Darren Ollinger New Black Centre

So what’s going on? Why is New Black closing?

The easiest answer is that it’s time. It’s a perfect time actually. Our five-year lease is up at the end of this month. This building is for sale. So those were two great reasons why.

And just tough to keep it going?

Well it’s never been easy to keep it going. I’m kind of over it. It’s a grind. There’s a lot of things: it’s expensive to run it doesn’t bring in much money.

This is run as a not-for-profit right?

Yeah well just because it’s a non-profit doesn’t make it any easier. You still have to pay the rent. With most people the misconception of a not-for-profit is pretty funny.

Was there anybody that was interested in keeping it going?

A couple of people have asked about it but then I kind of show them the business model and the numbers and stuff like that and it’s not really attractive.

What are you doing? There’s a funeral?

Yeah on Sunday we’re going to do a funeral. It’s a fitting way to end something.

What’s going to happen?

Mike McLeod from the Mad Cowboys — New Black has a ton of lineage with them so I thought it would be fitting for him to do a little solo performance play us out. Come say goodbye to some walls. That’s it really. Dress in semi-formal black and play some Skid Row love ballads and just have fun with it. I guess to celebrate something that was pretty cool for the last five years.

Has it only been five years?

It feels like 40.

Five years is a pretty good run for an all-ages venue.

For all-ages I think we’re officially the longest running all-ages hall in the history of Calgary. I haven’t really come across one in North America that’s been around this long.

Especially one that’s specifically an all-ages venue rather than a hall or somewhere that only lasts until the landlord gets pissed off.

Well that’s it. As much as this place has been appreciated and loved by a lot of people the bigger picture isn’t cared about.

And you guys have had to struggle pretty hard including fights with the city and permitting.

Yeah it’s pretty wild. I thought when Nenshi was elected there would be this dream pasture of arts because that’s all he cared about. In hindsight there was more love from the Bronconnier regime than Nenshi. We’ve run a ton of city programs out of here. We’ve had a lot of support from people in the city that are entrenched in the scene. But in the grand scheme of things you would have thought the high brass politicians would have been all over us — some youth-positive friendly environment. All they care about is sports and building more ice rinks for kids.

Why did you start this? What was your motivation?

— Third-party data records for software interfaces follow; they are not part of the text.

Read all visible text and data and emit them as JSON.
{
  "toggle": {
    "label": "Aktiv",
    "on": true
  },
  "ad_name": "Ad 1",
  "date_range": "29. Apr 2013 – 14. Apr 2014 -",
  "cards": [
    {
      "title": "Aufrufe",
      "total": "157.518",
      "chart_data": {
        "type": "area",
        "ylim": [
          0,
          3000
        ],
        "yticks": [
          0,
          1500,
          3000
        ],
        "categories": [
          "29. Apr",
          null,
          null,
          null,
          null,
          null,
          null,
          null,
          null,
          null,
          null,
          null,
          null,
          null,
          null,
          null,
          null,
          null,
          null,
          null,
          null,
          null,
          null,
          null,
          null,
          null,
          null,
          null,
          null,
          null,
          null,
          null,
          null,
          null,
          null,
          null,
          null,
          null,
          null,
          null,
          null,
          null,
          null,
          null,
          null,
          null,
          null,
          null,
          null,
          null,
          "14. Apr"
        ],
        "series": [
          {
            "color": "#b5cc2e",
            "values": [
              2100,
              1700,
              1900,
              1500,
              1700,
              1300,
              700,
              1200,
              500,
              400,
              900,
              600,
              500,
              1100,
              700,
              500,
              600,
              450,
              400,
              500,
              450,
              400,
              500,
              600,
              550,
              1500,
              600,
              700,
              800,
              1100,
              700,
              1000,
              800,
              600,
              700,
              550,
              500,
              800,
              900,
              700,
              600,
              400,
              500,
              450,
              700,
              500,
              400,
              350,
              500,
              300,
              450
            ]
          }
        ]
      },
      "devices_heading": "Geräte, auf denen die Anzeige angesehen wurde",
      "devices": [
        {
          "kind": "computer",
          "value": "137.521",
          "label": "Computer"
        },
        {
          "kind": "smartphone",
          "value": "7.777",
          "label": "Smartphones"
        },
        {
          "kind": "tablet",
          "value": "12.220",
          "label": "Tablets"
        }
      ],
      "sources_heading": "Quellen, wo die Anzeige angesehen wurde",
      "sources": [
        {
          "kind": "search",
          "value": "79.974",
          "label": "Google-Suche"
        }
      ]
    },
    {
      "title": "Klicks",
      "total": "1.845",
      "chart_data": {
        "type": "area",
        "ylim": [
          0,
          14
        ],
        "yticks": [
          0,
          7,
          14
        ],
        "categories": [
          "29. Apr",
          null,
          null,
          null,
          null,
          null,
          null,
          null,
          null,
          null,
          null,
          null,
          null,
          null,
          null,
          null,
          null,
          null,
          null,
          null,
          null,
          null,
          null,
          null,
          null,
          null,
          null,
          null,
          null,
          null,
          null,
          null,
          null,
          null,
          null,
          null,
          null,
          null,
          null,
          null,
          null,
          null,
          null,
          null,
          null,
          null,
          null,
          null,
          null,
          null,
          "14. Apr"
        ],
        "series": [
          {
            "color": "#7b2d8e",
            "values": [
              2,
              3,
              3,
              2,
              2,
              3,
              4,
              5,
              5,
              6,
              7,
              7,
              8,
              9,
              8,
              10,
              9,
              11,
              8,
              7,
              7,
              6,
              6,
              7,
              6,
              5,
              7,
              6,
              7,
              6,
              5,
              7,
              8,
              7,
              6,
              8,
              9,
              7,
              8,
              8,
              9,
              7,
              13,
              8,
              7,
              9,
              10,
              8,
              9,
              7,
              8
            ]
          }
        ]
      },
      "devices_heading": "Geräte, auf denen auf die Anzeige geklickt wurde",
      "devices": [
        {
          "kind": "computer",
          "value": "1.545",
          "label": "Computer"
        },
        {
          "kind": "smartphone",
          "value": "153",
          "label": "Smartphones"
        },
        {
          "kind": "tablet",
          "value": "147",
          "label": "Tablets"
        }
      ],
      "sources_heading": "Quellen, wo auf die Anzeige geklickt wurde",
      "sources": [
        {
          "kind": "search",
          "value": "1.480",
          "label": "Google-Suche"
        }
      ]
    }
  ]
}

I guess in a silly way I thought it was a needed good idea. And it really was — this town needs it. The proof’s in the pudding with how many kids have thrived by having a venue to play a proper rock concert that isn’t their lunch room in their junior high or their community hall. It’s cool. It’s a place for the kids to find themselves and establish who they are as human beings. We have the nice balance of having some cred with those kids but also the parents were always aware of what we were doing in here do you know what I mean? So it wasn’t just a clubhouse for kids to come find trouble.

Was it worth it?

In the grand scheme of things I believe it’s worth it I believe this idea’s worth it. But out of my own pocket? No.

What are you going to do now?

I have two other jobs so that’s fine. I have my own kids to take care of. I’m going to stay home a little bit and I’m kind of looking forward to that aspect of it too. It’s a grind when you’re here doing it for the love of it when you should probably be somewhere else. There’s nothing to take home to justify it too. Every month when we’re $100 short on the rent or $200 short on the rent or you’ve got to pay a bill and we don’t have any money it just comes out of my pocket. If that’s what not-for-profit is fuck it.

How many people are on your board?

Five. I told them and they were like “yeah that makes sense.” They get it. If it wasn’t for me turning over stones and finding people to support this — like the Ship & Anchor is a great example. They gave me scads of money to keep the lights on in this place. I scored a Telus grant a couple of years ago. In the infancy Zak Pashak was a huge supporter of this. He was one of the original board members too. But that’s just over and above. It has nothing to do with the daily operations of the place. I don’t want this to come across as braggadocious but if it wasn’t for a person like me who had the go to find that money and do those deals and stuff like that to get those programs on the go and that stuff then this place would have faltered years ago. It’s not self-sustaining from kids paying cover charges.